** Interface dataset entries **

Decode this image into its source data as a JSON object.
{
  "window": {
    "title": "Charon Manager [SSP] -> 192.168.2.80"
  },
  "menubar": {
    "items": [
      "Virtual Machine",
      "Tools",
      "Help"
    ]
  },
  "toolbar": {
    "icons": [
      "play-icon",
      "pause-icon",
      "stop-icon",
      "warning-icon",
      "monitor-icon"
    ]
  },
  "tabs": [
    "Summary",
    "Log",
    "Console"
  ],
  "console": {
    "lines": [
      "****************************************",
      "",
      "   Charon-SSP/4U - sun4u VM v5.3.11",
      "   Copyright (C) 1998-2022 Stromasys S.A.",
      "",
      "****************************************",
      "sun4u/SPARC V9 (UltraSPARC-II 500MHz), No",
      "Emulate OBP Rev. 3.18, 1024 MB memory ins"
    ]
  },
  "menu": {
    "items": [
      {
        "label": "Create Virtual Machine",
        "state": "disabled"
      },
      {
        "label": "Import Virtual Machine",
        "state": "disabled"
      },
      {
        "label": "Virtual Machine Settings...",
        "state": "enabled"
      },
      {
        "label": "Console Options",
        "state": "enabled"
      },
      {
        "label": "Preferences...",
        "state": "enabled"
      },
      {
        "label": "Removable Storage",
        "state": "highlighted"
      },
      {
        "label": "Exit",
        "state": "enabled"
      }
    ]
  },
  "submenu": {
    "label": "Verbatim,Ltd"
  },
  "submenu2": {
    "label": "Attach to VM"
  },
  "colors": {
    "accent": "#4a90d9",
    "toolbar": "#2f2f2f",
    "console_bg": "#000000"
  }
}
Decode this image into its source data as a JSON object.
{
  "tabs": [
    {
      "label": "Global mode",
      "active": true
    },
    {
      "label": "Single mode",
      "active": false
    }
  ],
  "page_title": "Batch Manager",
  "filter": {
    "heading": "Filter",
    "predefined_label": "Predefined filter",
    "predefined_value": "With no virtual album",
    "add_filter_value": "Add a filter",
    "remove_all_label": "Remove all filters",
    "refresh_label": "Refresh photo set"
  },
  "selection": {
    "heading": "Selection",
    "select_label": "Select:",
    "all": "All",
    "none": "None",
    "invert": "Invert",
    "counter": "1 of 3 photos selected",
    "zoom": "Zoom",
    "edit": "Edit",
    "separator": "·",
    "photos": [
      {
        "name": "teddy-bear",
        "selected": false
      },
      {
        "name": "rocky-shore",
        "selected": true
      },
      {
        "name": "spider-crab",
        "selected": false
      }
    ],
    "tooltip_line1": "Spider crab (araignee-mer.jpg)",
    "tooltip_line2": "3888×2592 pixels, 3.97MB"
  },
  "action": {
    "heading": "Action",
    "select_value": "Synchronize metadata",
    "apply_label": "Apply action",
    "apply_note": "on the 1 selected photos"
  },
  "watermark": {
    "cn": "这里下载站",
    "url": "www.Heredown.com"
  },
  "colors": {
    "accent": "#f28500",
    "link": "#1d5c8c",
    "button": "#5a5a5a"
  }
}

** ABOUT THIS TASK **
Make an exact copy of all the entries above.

** OUTPUT FOR THIS EXERCISE **
Decode this image into its source data as a JSON object.
{
  "window": {
    "title": "Charon Manager [SSP] -> 192.168.2.80"
  },
  "menubar": {
    "items": [
      "Virtual Machine",
      "Tools",
      "Help"
    ]
  },
  "toolbar": {
    "icons": [
      "play-icon",
      "pause-icon",
      "stop-icon",
      "warning-icon",
      "monitor-icon"
    ]
  },
  "tabs": [
    "Summary",
    "Log",
    "Console"
  ],
  "console": {
    "lines": [
      "****************************************",
      "",
      "   Charon-SSP/4U - sun4u VM v5.3.11",
      "   Copyright (C) 1998-2022 Stromasys S.A.",
      "",
      "****************************************",
      "sun4u/SPARC V9 (UltraSPARC-II 500MHz), No",
      "Emulate OBP Rev. 3.18, 1024 MB memory ins"
    ]
  },
  "menu": {
    "items": [
      {
        "label": "Create Virtual Machine",
        "state": "disabled"
      },
      {
        "label": "Import Virtual Machine",
        "state": "disabled"
      },
      {
        "label": "Virtual Machine Settings...",
        "state": "enabled"
      },
      {
        "label": "Console Options",
        "state": "enabled"
      },
      {
        "label": "Preferences...",
        "state": "enabled"
      },
      {
        "label": "Removable Storage",
        "state": "highlighted"
      },
      {
        "label": "Exit",
        "state": "enabled"
      }
    ]
  },
  "submenu": {
    "label": "Verbatim,Ltd"
  },
  "submenu2": {
    "label": "Attach to VM"
  },
  "colors": {
    "accent": "#4a90d9",
    "toolbar": "#2f2f2f",
    "console_bg": "#000000"
  }
}
Decode this image into its source data as a JSON object.
{
  "tabs": [
    {
      "label": "Global mode",
      "active": true
    },
    {
      "label": "Single mode",
      "active": false
    }
  ],
  "page_title": "Batch Manager",
  "filter": {
    "heading": "Filter",
    "predefined_label": "Predefined filter",
    "predefined_value": "With no virtual album",
    "add_filter_value": "Add a filter",
    "remove_all_label": "Remove all filters",
    "refresh_label": "Refresh photo set"
  },
  "selection": {
    "heading": "Selection",
    "select_label": "Select:",
    "all": "All",
    "none": "None",
    "invert": "Invert",
    "counter": "1 of 3 photos selected",
    "zoom": "Zoom",
    "edit": "Edit",
    "separator": "·",
    "photos": [
      {
        "name": "teddy-bear",
        "selected": false
      },
      {
        "name": "rocky-shore",
        "selected": true
      },
      {
        "name": "spider-crab",
        "selected": false
      }
    ],
    "tooltip_line1": "Spider crab (araignee-mer.jpg)",
    "tooltip_line2": "3888×2592 pixels, 3.97MB"
  },
  "action": {
    "heading": "Action",
    "select_value": "Synchronize metadata",
    "apply_label": "Apply action",
    "apply_note": "on the 1 selected photos"
  },
  "watermark": {
    "cn": "这里下载站",
    "url": "www.Heredown.com"
  },
  "colors": {
    "accent": "#f28500",
    "link": "#1d5c8c",
    "button": "#5a5a5a"
  }
}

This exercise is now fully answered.